Items from an interface collection
###
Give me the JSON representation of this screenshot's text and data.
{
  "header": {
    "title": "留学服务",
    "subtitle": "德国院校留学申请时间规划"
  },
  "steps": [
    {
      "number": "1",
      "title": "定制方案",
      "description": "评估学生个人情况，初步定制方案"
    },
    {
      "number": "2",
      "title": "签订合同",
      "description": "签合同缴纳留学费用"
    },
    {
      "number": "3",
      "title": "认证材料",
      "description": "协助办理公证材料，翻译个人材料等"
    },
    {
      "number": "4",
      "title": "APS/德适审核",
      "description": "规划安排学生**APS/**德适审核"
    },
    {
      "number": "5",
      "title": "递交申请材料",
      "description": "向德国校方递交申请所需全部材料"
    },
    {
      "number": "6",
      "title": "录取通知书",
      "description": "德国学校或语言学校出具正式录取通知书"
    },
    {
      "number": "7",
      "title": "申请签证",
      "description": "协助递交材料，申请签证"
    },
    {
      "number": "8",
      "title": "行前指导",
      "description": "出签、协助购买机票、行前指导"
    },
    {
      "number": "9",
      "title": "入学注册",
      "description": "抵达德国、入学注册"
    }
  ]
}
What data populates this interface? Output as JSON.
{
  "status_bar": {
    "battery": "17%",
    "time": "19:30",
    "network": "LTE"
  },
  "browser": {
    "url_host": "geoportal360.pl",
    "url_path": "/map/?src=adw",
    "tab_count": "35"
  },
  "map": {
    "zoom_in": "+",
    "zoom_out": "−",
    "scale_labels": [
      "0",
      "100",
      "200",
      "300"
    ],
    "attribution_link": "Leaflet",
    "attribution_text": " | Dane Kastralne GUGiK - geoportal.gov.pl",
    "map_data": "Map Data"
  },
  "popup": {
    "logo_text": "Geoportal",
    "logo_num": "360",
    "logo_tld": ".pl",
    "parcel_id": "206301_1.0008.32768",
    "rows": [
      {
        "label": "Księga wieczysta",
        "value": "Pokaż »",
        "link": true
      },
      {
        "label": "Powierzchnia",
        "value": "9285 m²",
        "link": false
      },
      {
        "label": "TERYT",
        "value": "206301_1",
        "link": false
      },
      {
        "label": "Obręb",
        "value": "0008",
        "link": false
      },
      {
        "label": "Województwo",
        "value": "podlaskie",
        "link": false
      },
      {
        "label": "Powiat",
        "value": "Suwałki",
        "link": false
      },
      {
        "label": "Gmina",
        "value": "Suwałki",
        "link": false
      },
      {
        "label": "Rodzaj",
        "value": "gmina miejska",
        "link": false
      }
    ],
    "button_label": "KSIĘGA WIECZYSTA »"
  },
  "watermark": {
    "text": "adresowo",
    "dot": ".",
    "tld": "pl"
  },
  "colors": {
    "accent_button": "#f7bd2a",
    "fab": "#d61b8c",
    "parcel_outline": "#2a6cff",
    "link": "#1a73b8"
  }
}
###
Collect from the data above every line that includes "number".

      "number": "1",
      "number": "2",
      "number": "3",
      "number": "4",
      "number": "5",
      "number": "6",
      "number": "7",
      "number": "8",
      "number": "9",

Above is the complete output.